Wednesday, March 14, 2012
Locke & Key HC
What an interesting comic. Joe Hill is Stephen King’s kid, right? It sure shows here. This series has all the elements. Sad childhood, creepy locales, depraved psychopaths. In fact, that sad childhood element is a recurring one for King, and Hill seems pretty comfortable tilling the same soil.
The series focuses on the Locke family, specifically on the three Locke children as they wrestle with their mother’s assault and father’s death. There are all sorts of interesting ties between the murderer and the victim, but it turns out that there is a much more supernatural element here. The Locke family moves back to Lovecraft, MA, where the kids start spreading out into their sprawling estate. It’s spooky, but not overly so, in fact, it seems like a pretty great place to live if it wasn’t for the creature in the old well house and the door that turns you into a ghost. And heck, who wouldn’t want to try out being a ghost?
Hill does a nice job getting in the heads of each of the core characters, but he’s not neglecting the rest of the world either. I really enjoy seeing the strength in Locke family matriarch and in the kids’ uncle. They aren’t privy to the toughest parts of the kids’ lives, but they’re doing their best.
After the first collection, I have absolutely no idea where this is going. The creature in the well is certainly giving me some Ring vibes, but it seems there is more than that going on. I’m happy to see the story sort of resolve after the first six issues, but with lots of threads for later. Growing up in the same town your mysterious Dad did is a sure recipe for lots of interesting supporting characters.
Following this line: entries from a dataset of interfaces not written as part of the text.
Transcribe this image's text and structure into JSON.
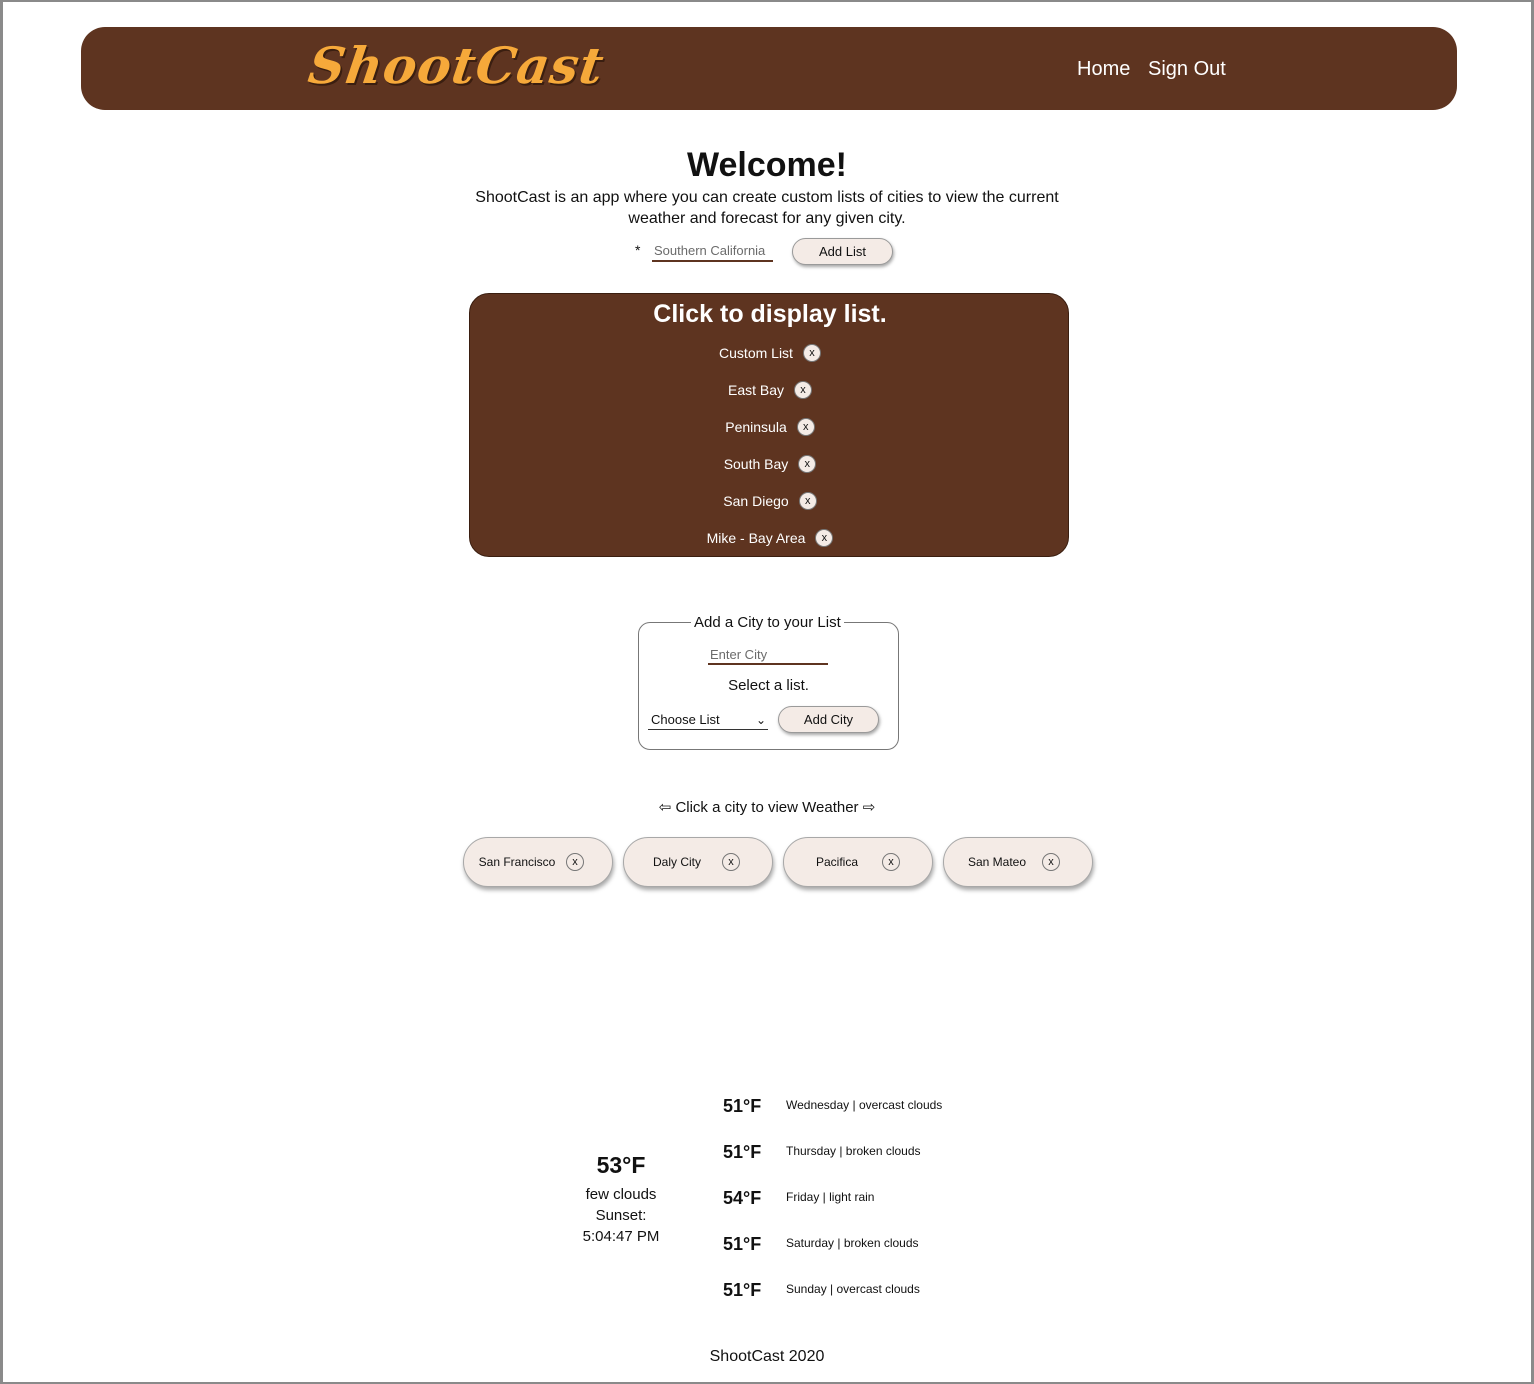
{
  "header": {
    "logo": "ShootCast",
    "nav": [
      "Home",
      "Sign Out"
    ],
    "colors": {
      "brand": "#5e3420",
      "logo": "#f6a93a"
    }
  },
  "welcome": {
    "title": "Welcome!",
    "description": "ShootCast is an app where you can create custom lists of cities to view the current weather and forecast for any given city."
  },
  "add_list": {
    "required_marker": "*",
    "placeholder": "Southern California",
    "button_label": "Add List"
  },
  "lists_panel": {
    "title": "Click to display list.",
    "remove_label": "x",
    "items": [
      {
        "label": "Custom List"
      },
      {
        "label": "East Bay"
      },
      {
        "label": "Peninsula"
      },
      {
        "label": "South Bay"
      },
      {
        "label": "San Diego"
      },
      {
        "label": "Mike - Bay Area"
      }
    ]
  },
  "add_city": {
    "legend": "Add a City to your List",
    "placeholder": "Enter City",
    "select_label": "Select a list.",
    "select_value": "Choose List",
    "button_label": "Add City"
  },
  "city_hint": "⇦ Click a city to view Weather ⇨",
  "cities": [
    {
      "label": "San Francisco"
    },
    {
      "label": "Daly City"
    },
    {
      "label": "Pacifica"
    },
    {
      "label": "San Mateo"
    }
  ],
  "current_weather": {
    "temp": "53°F",
    "condition": "few clouds",
    "sunset_label": "Sunset:",
    "sunset_time": "5:04:47 PM"
  },
  "forecast": [
    {
      "temp": "51°F",
      "desc": "Wednesday | overcast clouds"
    },
    {
      "temp": "51°F",
      "desc": "Thursday | broken clouds"
    },
    {
      "temp": "54°F",
      "desc": "Friday | light rain"
    },
    {
      "temp": "51°F",
      "desc": "Saturday | broken clouds"
    },
    {
      "temp": "51°F",
      "desc": "Sunday | overcast clouds"
    }
  ],
  "footer": "ShootCast 2020"
}
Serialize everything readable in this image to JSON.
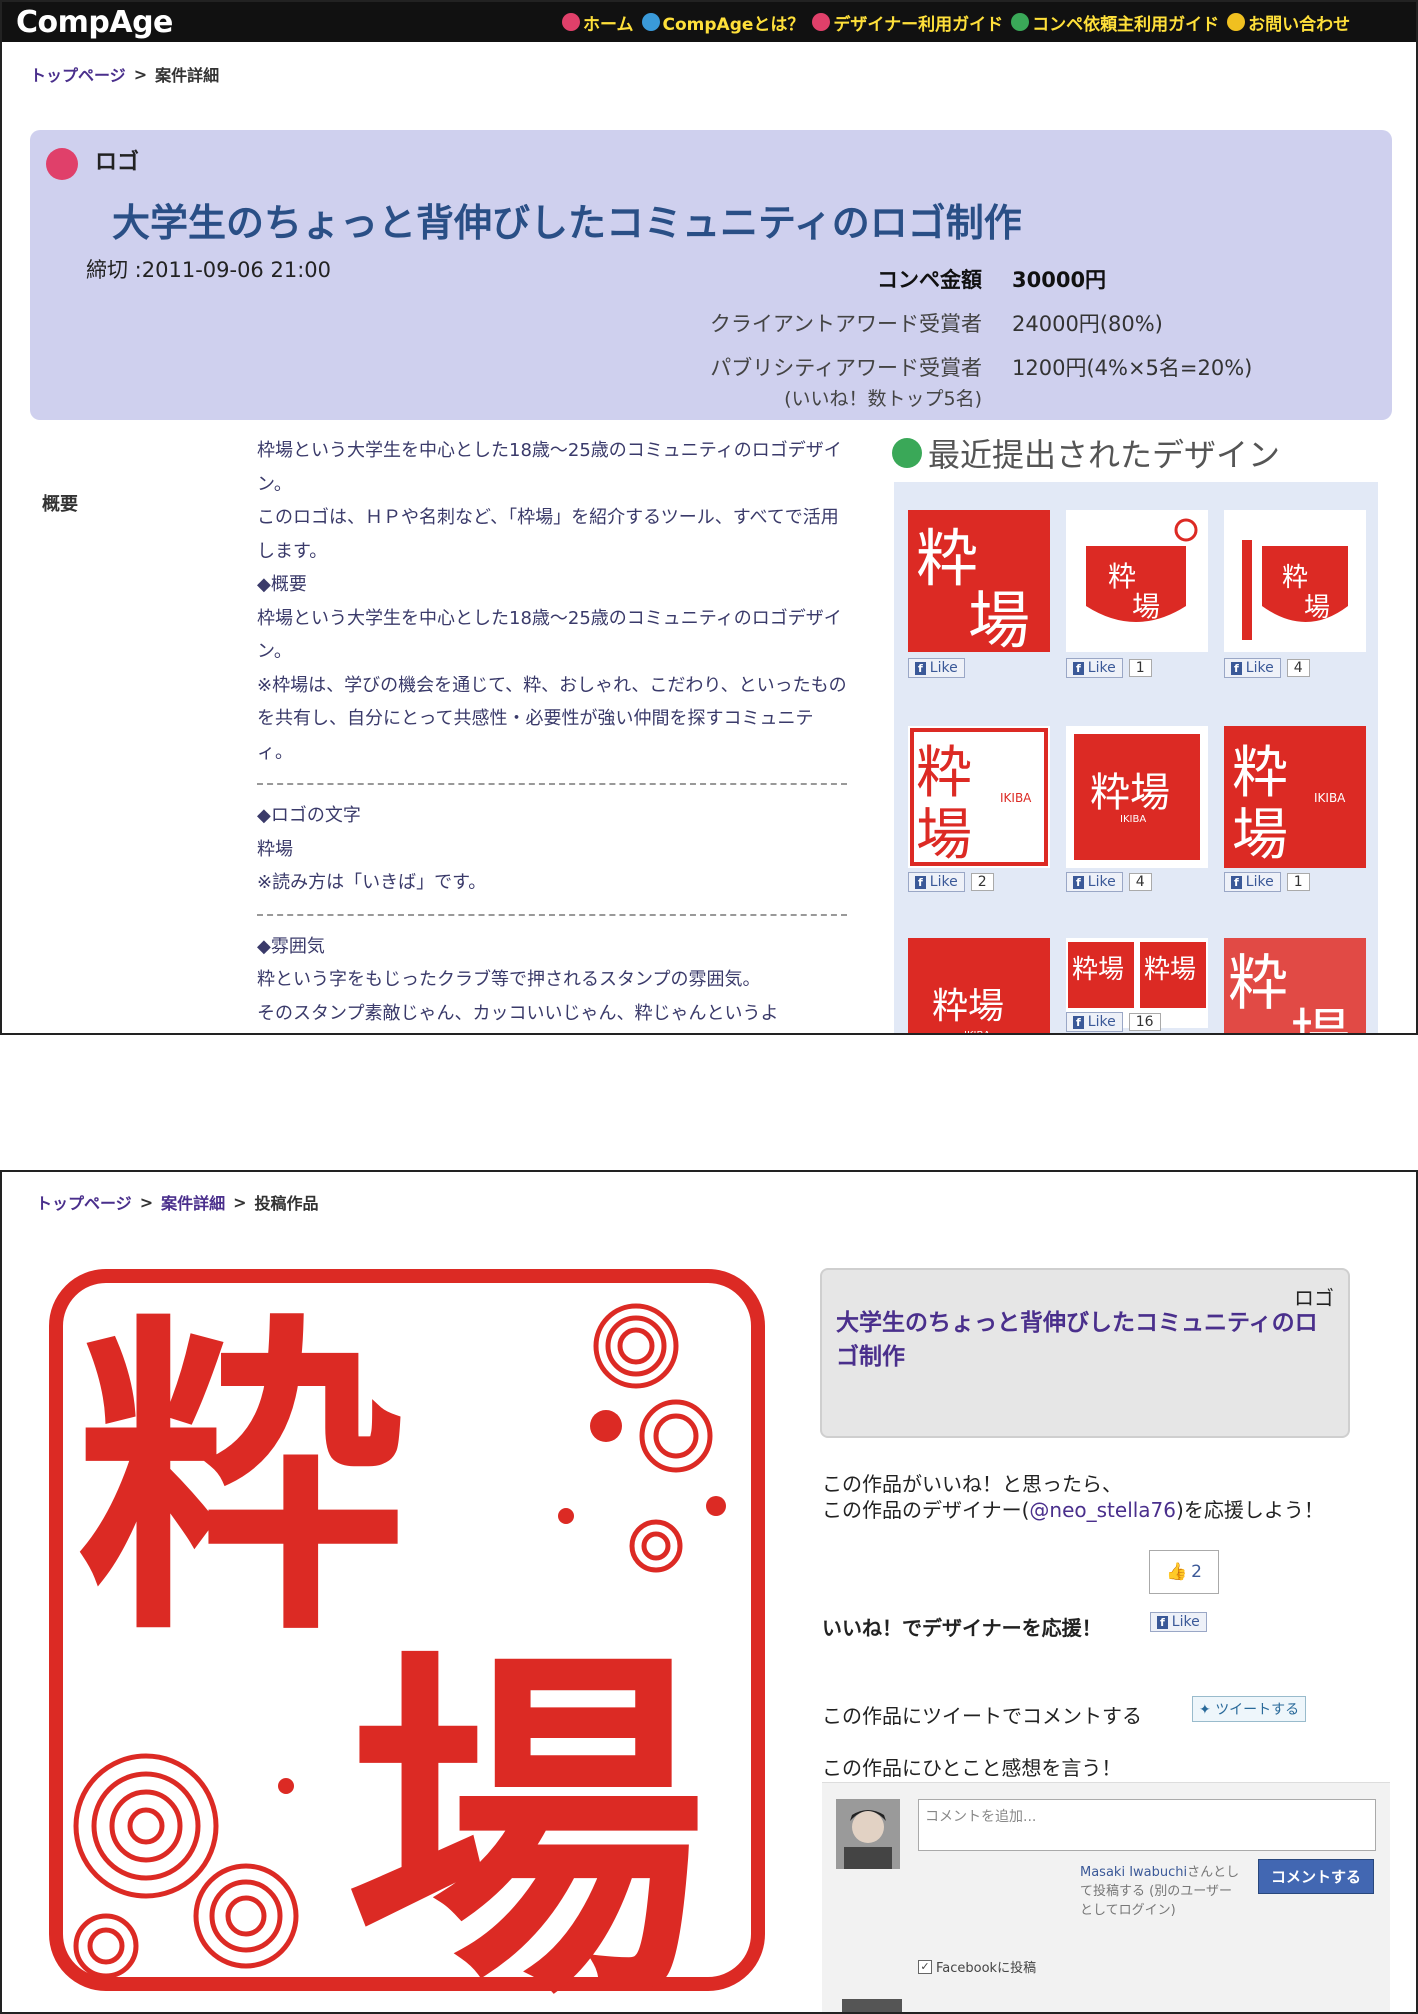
{
  "nav": {
    "logo": "CompAge",
    "links": [
      {
        "label": "ホーム",
        "color": "#e0406a"
      },
      {
        "label": "CompAgeとは？",
        "color": "#3a9ad9"
      },
      {
        "label": "デザイナー利用ガイド",
        "color": "#e0406a"
      },
      {
        "label": "コンペ依頼主利用ガイド",
        "color": "#3aa858"
      },
      {
        "label": "お問い合わせ",
        "color": "#f0c020"
      }
    ]
  },
  "detail": {
    "breadcrumb": {
      "top": "トップページ",
      "sep": ">",
      "current": "案件詳細"
    },
    "category": "ロゴ",
    "title": "大学生のちょっと背伸びしたコミュニティのロゴ制作",
    "deadline": "締切 :2011-09-06 21:00",
    "prizes": [
      {
        "label": "コンペ金額",
        "value": "30000円"
      },
      {
        "label": "クライアントアワード受賞者",
        "value": "24000円(80%)"
      },
      {
        "label": "パブリシティアワード受賞者",
        "sublabel": "(いいね！数トップ5名)",
        "value": "1200円(4%×5名=20%)"
      }
    ],
    "summary_label": "概要",
    "description": {
      "lines1": [
        "枠場という大学生を中心とした18歳～25歳のコミュニティのロゴデザイン。",
        "このロゴは、ＨＰや名刺など、「枠場」を紹介するツール、すべてで活用します。",
        "◆概要",
        "枠場という大学生を中心とした18歳～25歳のコミュニティのロゴデザイン。",
        "※枠場は、学びの機会を通じて、粋、おしゃれ、こだわり、といったものを共有し、自分にとって共感性・必要性が強い仲間を探すコミュニティ。"
      ],
      "lines2": [
        "◆ロゴの文字",
        "粋場",
        "※読み方は「いきば」です。"
      ],
      "lines3": [
        "◆雰囲気",
        "粋という字をもじったクラブ等で押されるスタンプの雰囲気。",
        "そのスタンプ素敵じゃん、カッコいいじゃん、粋じゃんというよ"
      ]
    },
    "recent_heading": "最近提出されたデザイン",
    "like_label": "Like",
    "thumbs": [
      {
        "count": ""
      },
      {
        "count": "1"
      },
      {
        "count": "4"
      },
      {
        "count": "2"
      },
      {
        "count": "4"
      },
      {
        "count": "1"
      },
      {
        "count": ""
      },
      {
        "count": "16"
      },
      {
        "count": ""
      }
    ]
  },
  "work": {
    "breadcrumb": {
      "top": "トップページ",
      "sep": ">",
      "mid": "案件詳細",
      "current": "投稿作品"
    },
    "card": {
      "category": "ロゴ",
      "title": "大学生のちょっと背伸びしたコミュニティのロゴ制作"
    },
    "cheer1": "この作品がいいね！と思ったら、",
    "cheer2_pre": "この作品のデザイナー(",
    "cheer2_mention": "@neo_stella76",
    "cheer2_post": ")を応援しよう！",
    "like_count": "2",
    "like_cheer": "いいね！でデザイナーを応援！",
    "like_label": "Like",
    "tweet_text": "この作品にツイートでコメントする",
    "tweet_button": "ツイートする",
    "impression": "この作品にひとこと感想を言う！",
    "comment_placeholder": "コメントを追加...",
    "poster_name": "Masaki Iwabuchi",
    "poster_text": "さんとして投稿する (別のユーザーとしてログイン)",
    "comment_button": "コメントする",
    "fb_post": "Facebookに投稿"
  },
  "colors": {
    "accent_red": "#dc2a24",
    "title_blue": "#2a4f86",
    "panel": "#cfd0ee"
  }
}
Gabriel Rodriguez has a nice style, with big expressive eyes and clear lines. At times the art gets a bit cartoony, especially when drawing Bode, the youngest Locke. That said, some of the elements in this horror story would be too upsetting if drawn realistically. His storytelling is clear, it will be neat seeing if the colors and tone of the art continues or adjusts to the dark subject matter.